▸ WHAT IS BEING ASKED:
Determine the count of lines in the data below that include the word "team", and give nothing besides it.

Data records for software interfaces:
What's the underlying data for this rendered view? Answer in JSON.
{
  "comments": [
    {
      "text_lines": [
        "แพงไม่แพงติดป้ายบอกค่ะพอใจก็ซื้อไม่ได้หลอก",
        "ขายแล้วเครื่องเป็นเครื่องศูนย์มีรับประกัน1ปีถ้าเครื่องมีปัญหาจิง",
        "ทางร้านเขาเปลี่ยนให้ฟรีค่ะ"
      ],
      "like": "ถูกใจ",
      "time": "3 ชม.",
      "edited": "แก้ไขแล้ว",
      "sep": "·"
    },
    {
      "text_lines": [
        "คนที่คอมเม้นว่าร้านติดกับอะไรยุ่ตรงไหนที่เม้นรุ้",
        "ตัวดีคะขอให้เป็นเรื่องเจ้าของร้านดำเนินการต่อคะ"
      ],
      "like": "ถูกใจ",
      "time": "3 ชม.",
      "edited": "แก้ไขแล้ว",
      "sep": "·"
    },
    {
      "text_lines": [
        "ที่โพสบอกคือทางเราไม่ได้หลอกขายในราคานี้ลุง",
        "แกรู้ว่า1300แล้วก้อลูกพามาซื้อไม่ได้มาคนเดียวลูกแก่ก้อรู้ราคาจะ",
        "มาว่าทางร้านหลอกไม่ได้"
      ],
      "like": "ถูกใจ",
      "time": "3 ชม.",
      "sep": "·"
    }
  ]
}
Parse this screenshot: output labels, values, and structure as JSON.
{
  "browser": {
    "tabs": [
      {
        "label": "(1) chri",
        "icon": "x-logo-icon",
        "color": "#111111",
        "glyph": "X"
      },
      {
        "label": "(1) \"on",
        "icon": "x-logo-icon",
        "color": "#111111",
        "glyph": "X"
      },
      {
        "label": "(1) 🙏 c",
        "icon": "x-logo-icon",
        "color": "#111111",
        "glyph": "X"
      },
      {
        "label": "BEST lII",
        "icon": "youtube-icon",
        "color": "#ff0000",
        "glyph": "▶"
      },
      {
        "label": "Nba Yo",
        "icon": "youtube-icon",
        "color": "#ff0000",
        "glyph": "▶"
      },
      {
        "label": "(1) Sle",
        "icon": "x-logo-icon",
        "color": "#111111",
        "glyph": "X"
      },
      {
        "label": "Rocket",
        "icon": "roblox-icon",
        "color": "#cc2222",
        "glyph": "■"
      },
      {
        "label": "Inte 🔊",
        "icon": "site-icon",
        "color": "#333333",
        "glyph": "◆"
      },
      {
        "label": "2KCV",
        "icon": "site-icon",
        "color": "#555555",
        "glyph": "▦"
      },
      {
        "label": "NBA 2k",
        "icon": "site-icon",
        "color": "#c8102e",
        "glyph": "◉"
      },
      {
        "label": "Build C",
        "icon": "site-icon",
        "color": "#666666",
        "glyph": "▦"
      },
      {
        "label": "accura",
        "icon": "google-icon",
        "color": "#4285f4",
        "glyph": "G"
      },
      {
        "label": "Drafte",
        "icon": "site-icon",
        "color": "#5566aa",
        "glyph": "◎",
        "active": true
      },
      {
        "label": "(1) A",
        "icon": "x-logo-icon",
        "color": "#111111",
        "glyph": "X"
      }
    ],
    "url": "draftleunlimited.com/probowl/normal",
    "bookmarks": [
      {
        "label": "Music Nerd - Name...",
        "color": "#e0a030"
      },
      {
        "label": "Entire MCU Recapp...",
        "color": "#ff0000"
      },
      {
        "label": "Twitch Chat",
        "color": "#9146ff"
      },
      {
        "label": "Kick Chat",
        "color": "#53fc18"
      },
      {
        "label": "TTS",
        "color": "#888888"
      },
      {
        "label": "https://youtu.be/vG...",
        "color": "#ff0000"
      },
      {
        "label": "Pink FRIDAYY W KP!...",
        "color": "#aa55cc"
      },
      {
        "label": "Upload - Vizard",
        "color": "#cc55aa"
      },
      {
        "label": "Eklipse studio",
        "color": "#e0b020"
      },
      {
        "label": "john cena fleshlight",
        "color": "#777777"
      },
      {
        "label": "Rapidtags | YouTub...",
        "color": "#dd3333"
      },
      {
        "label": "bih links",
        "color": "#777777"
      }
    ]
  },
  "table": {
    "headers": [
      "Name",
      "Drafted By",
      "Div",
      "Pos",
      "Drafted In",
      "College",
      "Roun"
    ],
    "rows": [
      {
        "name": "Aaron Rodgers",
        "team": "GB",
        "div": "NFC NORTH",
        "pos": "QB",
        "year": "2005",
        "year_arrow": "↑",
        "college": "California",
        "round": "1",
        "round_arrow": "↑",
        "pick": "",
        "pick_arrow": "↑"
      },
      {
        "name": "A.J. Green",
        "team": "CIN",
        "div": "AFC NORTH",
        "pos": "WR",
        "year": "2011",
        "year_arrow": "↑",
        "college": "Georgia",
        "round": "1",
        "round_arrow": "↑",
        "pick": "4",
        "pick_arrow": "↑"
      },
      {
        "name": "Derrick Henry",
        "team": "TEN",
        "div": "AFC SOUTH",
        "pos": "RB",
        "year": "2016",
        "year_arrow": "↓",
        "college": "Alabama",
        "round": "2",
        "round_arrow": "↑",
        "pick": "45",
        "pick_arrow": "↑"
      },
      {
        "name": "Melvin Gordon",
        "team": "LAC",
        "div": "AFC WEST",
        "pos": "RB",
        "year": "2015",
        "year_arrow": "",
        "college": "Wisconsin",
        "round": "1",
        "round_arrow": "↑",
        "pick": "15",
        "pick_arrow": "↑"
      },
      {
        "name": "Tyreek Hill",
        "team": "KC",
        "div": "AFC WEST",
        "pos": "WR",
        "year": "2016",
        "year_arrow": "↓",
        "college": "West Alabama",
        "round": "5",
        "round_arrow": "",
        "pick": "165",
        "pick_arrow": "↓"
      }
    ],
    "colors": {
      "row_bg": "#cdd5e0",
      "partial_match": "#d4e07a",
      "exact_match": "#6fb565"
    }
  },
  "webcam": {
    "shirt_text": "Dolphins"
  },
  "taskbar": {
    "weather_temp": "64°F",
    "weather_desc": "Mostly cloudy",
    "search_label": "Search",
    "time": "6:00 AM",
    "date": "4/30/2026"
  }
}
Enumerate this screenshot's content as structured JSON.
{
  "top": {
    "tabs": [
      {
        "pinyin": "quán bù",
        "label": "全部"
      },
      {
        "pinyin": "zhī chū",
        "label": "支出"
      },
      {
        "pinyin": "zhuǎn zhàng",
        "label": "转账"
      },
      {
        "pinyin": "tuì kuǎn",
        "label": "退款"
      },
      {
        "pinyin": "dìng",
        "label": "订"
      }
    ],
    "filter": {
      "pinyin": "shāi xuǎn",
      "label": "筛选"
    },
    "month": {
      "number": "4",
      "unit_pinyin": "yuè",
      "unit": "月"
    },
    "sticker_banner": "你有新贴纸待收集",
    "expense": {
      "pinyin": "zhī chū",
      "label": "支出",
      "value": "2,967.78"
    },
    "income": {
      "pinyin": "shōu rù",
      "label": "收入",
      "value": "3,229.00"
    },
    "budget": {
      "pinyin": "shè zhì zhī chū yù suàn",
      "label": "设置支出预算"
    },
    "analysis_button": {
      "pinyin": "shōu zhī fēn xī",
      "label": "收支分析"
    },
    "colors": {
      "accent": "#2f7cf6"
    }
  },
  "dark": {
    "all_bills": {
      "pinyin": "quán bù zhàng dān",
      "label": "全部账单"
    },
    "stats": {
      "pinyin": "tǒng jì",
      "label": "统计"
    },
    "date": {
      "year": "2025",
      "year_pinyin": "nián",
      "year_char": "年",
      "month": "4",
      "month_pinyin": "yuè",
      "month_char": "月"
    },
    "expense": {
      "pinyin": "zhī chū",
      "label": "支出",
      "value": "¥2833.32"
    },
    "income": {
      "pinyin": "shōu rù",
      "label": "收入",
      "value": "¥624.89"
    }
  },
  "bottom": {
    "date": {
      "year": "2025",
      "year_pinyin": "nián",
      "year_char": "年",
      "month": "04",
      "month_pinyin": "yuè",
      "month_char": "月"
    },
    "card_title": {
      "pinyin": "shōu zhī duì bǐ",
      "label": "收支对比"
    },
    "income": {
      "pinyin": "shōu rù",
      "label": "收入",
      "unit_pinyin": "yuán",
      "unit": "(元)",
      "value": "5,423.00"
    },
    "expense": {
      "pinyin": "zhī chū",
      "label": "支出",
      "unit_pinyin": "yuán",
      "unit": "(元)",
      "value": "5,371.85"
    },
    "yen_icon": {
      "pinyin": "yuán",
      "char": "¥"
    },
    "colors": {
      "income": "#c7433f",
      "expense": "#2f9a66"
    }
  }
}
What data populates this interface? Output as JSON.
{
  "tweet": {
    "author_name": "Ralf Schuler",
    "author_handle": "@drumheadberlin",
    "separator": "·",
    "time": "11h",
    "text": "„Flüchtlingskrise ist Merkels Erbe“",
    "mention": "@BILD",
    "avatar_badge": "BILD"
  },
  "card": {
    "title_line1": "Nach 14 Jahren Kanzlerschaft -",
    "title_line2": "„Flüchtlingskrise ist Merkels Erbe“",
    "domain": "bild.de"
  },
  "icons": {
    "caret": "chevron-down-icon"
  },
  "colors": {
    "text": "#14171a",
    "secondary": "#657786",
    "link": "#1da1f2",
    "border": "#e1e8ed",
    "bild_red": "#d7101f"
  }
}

▸ THE COMPLETED TASK:
5